Pirates cheer as cannons fire smoke across the sea. Yet while the pirates are actors and the cannons are just miniaturized toys, the ship they sail upon is anything but pretend—it's a 65-foot steel-hulled vessel designed by a naval architect to look like a Spanish galleon.
Named for the prized Spanish currency of yore, Pieces of Eight Pirate Cruise evokes the golden age of buccaneering as it sets sail from Salty Sam’s Marina. The ship is helmed by a merry band of pirates—such as Pick Pocket Pete, Peg Leg Meg, and Fancy Face Phil—that bookends lessons on pirate history with sing-along chanteys and skits. The 90-minute family-friendly cruise also includes map-reading trivia, face painting, yo-ho-ho, and a bottle of rum. During the ride, passengers are welcome to explore the upper and lower decks or step inside the grand salon for ice cream, pretzels, and other treats.

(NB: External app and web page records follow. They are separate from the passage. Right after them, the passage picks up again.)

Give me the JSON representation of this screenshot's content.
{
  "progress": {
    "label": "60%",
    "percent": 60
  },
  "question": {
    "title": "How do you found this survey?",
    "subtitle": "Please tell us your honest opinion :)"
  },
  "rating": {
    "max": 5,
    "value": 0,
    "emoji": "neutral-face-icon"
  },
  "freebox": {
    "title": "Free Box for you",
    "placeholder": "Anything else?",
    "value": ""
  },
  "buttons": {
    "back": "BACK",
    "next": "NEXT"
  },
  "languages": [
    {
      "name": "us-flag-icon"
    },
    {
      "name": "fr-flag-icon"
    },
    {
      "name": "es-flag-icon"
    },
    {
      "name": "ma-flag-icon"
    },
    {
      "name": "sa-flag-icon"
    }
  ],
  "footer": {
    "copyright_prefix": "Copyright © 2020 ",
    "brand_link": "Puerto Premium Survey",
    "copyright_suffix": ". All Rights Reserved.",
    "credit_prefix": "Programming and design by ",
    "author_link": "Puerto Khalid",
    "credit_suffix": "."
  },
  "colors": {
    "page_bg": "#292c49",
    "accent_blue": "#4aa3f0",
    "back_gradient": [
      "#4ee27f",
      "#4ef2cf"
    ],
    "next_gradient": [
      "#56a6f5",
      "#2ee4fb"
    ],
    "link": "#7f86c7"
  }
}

In addition to its all-ages cruises, Pieces of Eight hosts an adults-only cruise on Friday nights, which includes cocktails and its own revue. It also charters private cruises to celebrate birthdays and other special occasions.

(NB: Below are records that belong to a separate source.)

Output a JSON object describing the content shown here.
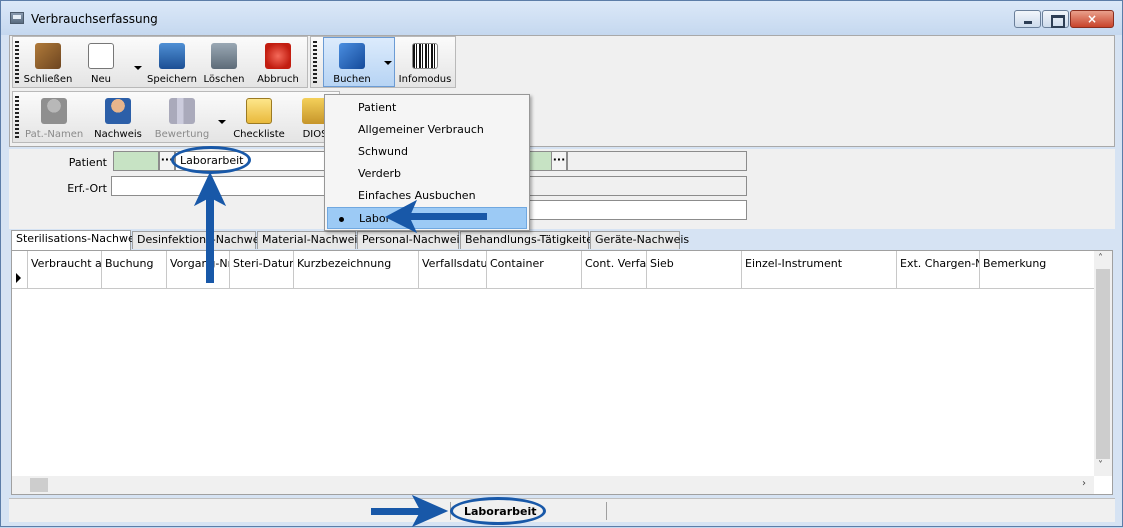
{
  "window": {
    "title": "Verbrauchserfassung",
    "close_glyph": "×"
  },
  "toolbar1": {
    "close": "Schließen",
    "new": "Neu",
    "save": "Speichern",
    "delete": "Löschen",
    "abort": "Abbruch",
    "book": "Buchen",
    "infomode": "Infomodus"
  },
  "toolbar2": {
    "patient_names": "Pat.-Namen",
    "evidence": "Nachweis",
    "rating": "Bewertung",
    "checklist": "Checkliste",
    "dios": "DIOS"
  },
  "fields": {
    "patient_label": "Patient",
    "location_label": "Erf.-Ort",
    "patient_value": "Laborarbeit",
    "dots": "···"
  },
  "booking_menu": {
    "items": [
      "Patient",
      "Allgemeiner Verbrauch",
      "Schwund",
      "Verderb",
      "Einfaches Ausbuchen",
      "Labor"
    ],
    "selected": "Labor"
  },
  "tabs": [
    "Sterilisations-Nachweis",
    "Desinfektions-Nachweis",
    "Material-Nachweis",
    "Personal-Nachweis",
    "Behandlungs-Tätigkeiten",
    "Geräte-Nachweis"
  ],
  "active_tab": "Sterilisations-Nachweis",
  "grid": {
    "columns": [
      "Verbraucht am",
      "Buchung",
      "Vorgang-Nr.",
      "Steri-Datum",
      "Kurzbezeichnung",
      "Verfallsdatum",
      "Container",
      "Cont. Verfall",
      "Sieb",
      "Einzel-Instrument",
      "Ext. Chargen-Nr.",
      "Bemerkung"
    ]
  },
  "statusbar": {
    "mode": "Laborarbeit"
  },
  "scroll": {
    "up": "˄",
    "down": "˅",
    "right": "›"
  },
  "colors": {
    "annotation": "#1858a8",
    "menu_highlight": "#9ccaf5",
    "patient_field": "#c7e3c4"
  }
}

Brothers John and Paul Browning, along with their father Robert, are the three fishermen behind their seafood eatery. After the success of their first location in Fort Myers, the trio opened another restaurant on the banks of the Caloosahatchee River in North Fort Myers, where they continue to serve up a medley of freshly caught fish, shrimp, oysters, and crab. At each laid-back eatery, they strive to make diners feel at home, broiling, steaming, or frying meals to individuals' specifications.
Al Whelan spent his boyhood summers in Boston working at a waterfront restaurant, where he learned to prepare New England?style seafood and chowders. Although he relocated to sunny Florida, he never forgot his hometown pride or childhood phone number, and he honors his Massachusetts roots with The New England Moorings, a seafood restaurant specializing in house-made crab cakes, fresh fish, and New England clam chowder. Al cultivates a fun, laid-back atmosphere in his bubblegum-pink eatery, which boasts a basketball cage, cornhole court, and 6,000-square-foot patio surrounded by trees.
The authentic tastes of Key West pounce across palates at Leapin’ Lizard, where an extensive menu of steak and seafood dishes tempers belly squalls amid the sprightly sounds of live entertainment. Patrons vanquish appetites with the slow-roasted queen- and king-cut prime rib (market price) and swathe landlocked taste buds in a deep-sea deluge of oysters on the half shell (market price). Teeth excavate through the jalapeño and cheddar layers of the Smokin' Southwest burger ($7.99) in search of the juicy beef patty at its center, and spoons sink into the spicy andouille sausage, shrimp, and chicken of the Cajun gumbo stew ($10.99). Leapin’ Lizard's full bar balances out the bayou heat with more than 35 varieties of beer—a regional beverage that explorer Juan Ponce de León first sipped at the fizzy golden spring of the Fountain of Youth. The invigorating drinks menu featuring specialty rum runners, such as the Hot Damn Taz, pairs well with weekly events and the plethora of live rock and roll music Tuesday through Sunday.